Those blue-collar culturally conservative voters represent a big share of the Republican electorate not only across the south but also in many Midwestern states. They also remain one of the most closely divided constituencies in the party, according to an array of recent polls provided to Next America.
Trump underscored his determination to compete for evangelical support with a high-profile speech Monday at Liberty University, which was founded by the late Jerry Falwell Senior, a leading conservative Southern Baptist pastor who also played a key role in launching the Moral Majority in the late 1970s.
Cruz, who runs best among evangelicals, is pursuing these voters through traditional means: by emphasizing his conservative commitment on social issues from abortion to gay marriage and by copiously organizing through churches and other religious networks such as homeschooling families.
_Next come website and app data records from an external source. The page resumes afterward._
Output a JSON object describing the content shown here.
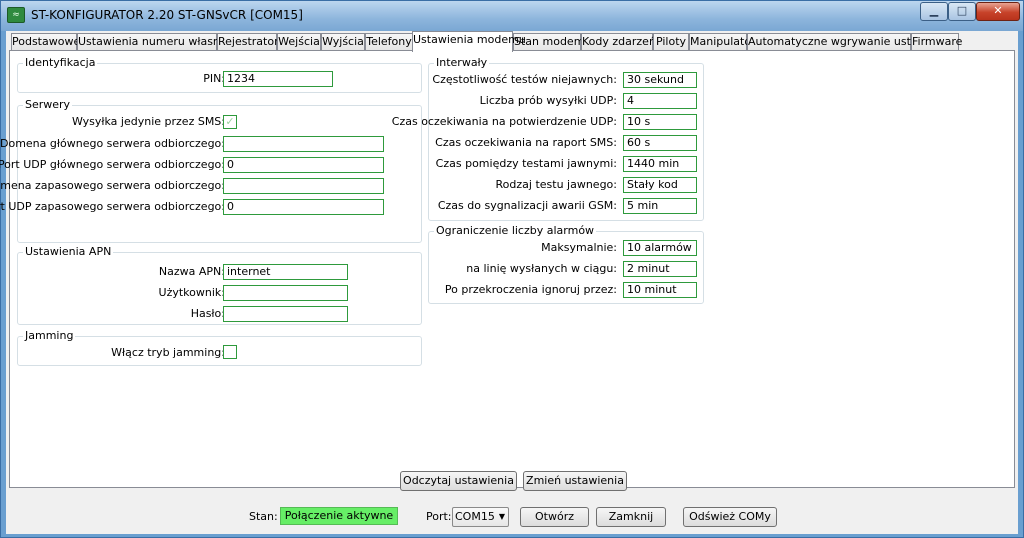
{
  "window": {
    "title": "ST-KONFIGURATOR 2.20 ST-GNSvCR   [COM15]",
    "icon": "app-icon",
    "controls": {
      "minimize": "minimize-icon",
      "maximize": "maximize-icon",
      "close": "close-icon"
    }
  },
  "tabs": [
    {
      "label": "Podstawowe"
    },
    {
      "label": "Ustawienia numeru własnego"
    },
    {
      "label": "Rejestrator"
    },
    {
      "label": "Wejścia"
    },
    {
      "label": "Wyjścia"
    },
    {
      "label": "Telefony"
    },
    {
      "label": "Ustawienia modemu",
      "active": true
    },
    {
      "label": "Stan modemu"
    },
    {
      "label": "Kody zdarzeń"
    },
    {
      "label": "Piloty"
    },
    {
      "label": "Manipulator"
    },
    {
      "label": "Automatyczne wgrywanie ustawień"
    },
    {
      "label": "Firmware"
    }
  ],
  "identyfikacja": {
    "title": "Identyfikacja",
    "pin_label": "PIN:",
    "pin_value": "1234"
  },
  "serwery": {
    "title": "Serwery",
    "sms_only_label": "Wysyłka jedynie przez SMS:",
    "sms_only_checked": true,
    "main_domain_label": "Domena głównego serwera odbiorczego:",
    "main_domain_value": "",
    "main_port_label": "Port UDP głównego serwera odbiorczego:",
    "main_port_value": "0",
    "backup_domain_label": "Domena zapasowego serwera odbiorczego:",
    "backup_domain_value": "",
    "backup_port_label": "Port UDP zapasowego serwera odbiorczego:",
    "backup_port_value": "0"
  },
  "apn": {
    "title": "Ustawienia APN",
    "name_label": "Nazwa APN:",
    "name_value": "internet",
    "user_label": "Użytkownik:",
    "user_value": "",
    "password_label": "Hasło:",
    "password_value": ""
  },
  "jamming": {
    "title": "Jamming",
    "enable_label": "Włącz tryb jamming:",
    "enable_checked": false
  },
  "interwaly": {
    "title": "Interwały",
    "rows": [
      {
        "label": "Częstotliwość testów niejawnych:",
        "value": "30 sekund"
      },
      {
        "label": "Liczba prób wysyłki UDP:",
        "value": "4"
      },
      {
        "label": "Czas oczekiwania na potwierdzenie UDP:",
        "value": "10 s"
      },
      {
        "label": "Czas oczekiwania na raport SMS:",
        "value": "60 s"
      },
      {
        "label": "Czas pomiędzy testami jawnymi:",
        "value": "1440 min"
      },
      {
        "label": "Rodzaj testu jawnego:",
        "value": "Stały kod"
      },
      {
        "label": "Czas do sygnalizacji awarii GSM:",
        "value": "5 min"
      }
    ]
  },
  "ograniczenie": {
    "title": "Ograniczenie liczby alarmów",
    "rows": [
      {
        "label": "Maksymalnie:",
        "value": "10 alarmów"
      },
      {
        "label": "na linię wysłanych w ciągu:",
        "value": "2 minut"
      },
      {
        "label": "Po przekroczenia ignoruj przez:",
        "value": "10 minut"
      }
    ]
  },
  "actions": {
    "read_label": "Odczytaj ustawienia",
    "write_label": "Zmień ustawienia"
  },
  "status": {
    "state_label": "Stan:",
    "state_value": "Połączenie aktywne",
    "state_color": "#66ee66",
    "port_label": "Port:",
    "port_value": "COM15",
    "open_label": "Otwórz",
    "close_label": "Zamknij",
    "refresh_label": "Odśwież COMy"
  }
}
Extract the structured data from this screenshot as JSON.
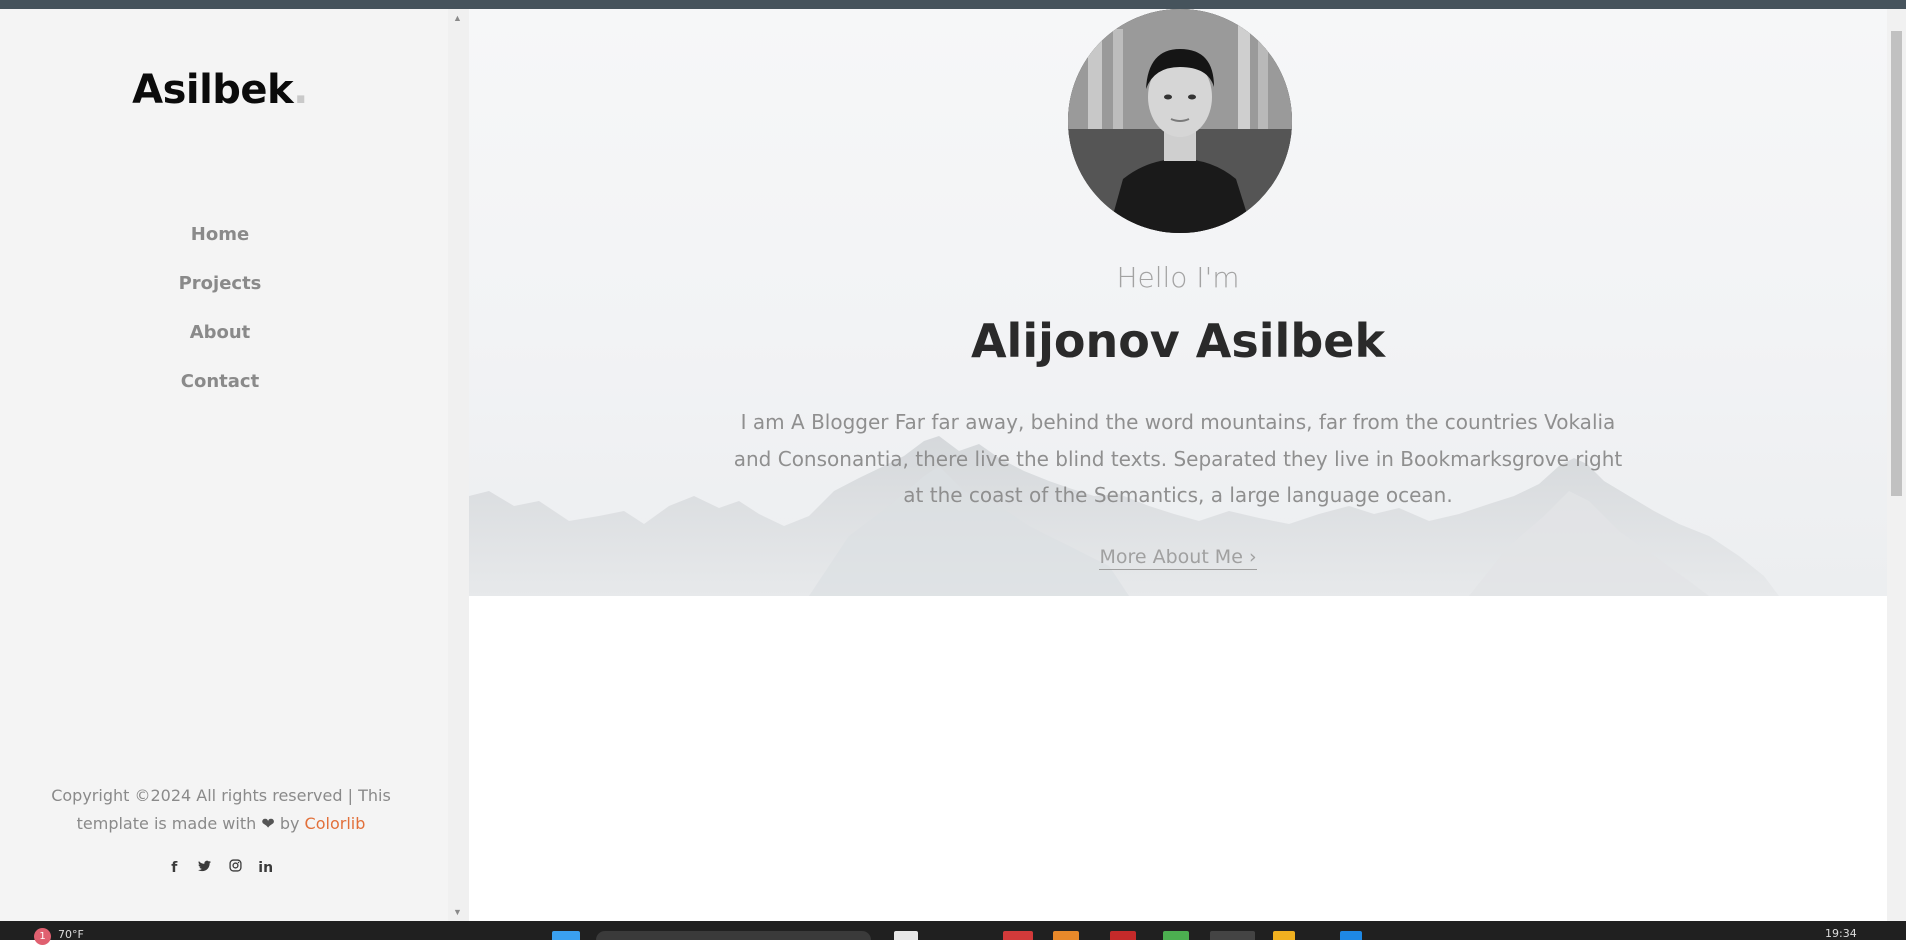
{
  "sidebar": {
    "logo": "Asilbek",
    "logo_dot": ".",
    "nav": [
      "Home",
      "Projects",
      "About",
      "Contact"
    ],
    "copyright_text": "Copyright ©2024 All rights reserved | This template is made with",
    "copyright_by": "by",
    "copyright_brand": "Colorlib",
    "social_icons": [
      "facebook-icon",
      "twitter-icon",
      "instagram-icon",
      "linkedin-icon"
    ]
  },
  "hero": {
    "greeting": "Hello I'm",
    "name": "Alijonov Asilbek",
    "bio": "I am A Blogger Far far away, behind the word mountains, far from the countries Vokalia and Consonantia, there live the blind texts. Separated they live in Bookmarksgrove right at the coast of the Semantics, a large language ocean.",
    "cta": "More About Me"
  },
  "taskbar": {
    "notification_count": "1",
    "temperature": "70°F",
    "time": "19:34"
  },
  "colors": {
    "topbar": "#46535c",
    "sidebar_bg": "#f4f4f4",
    "accent": "#e2703a",
    "taskbar": "#202020"
  }
}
“Ted decided the evangelical vote is his path to the nomination,” says the longtime social-conservative leader Ralph Reed, founder and chairman of the Faith & Freedom Coalition. “This was his path message-wise; it was his path in terms of his personal narrative, it was his path organizationally. He has been focused laser-like on coalescing the evangelical vote behind a single candidate as early as possible.” While “of course other candidates will be fighting for those votes as well,” Reed adds, “if [Cruz] pulls it off first in Iowa and then in later primaries, he’ll be a formidable contender.”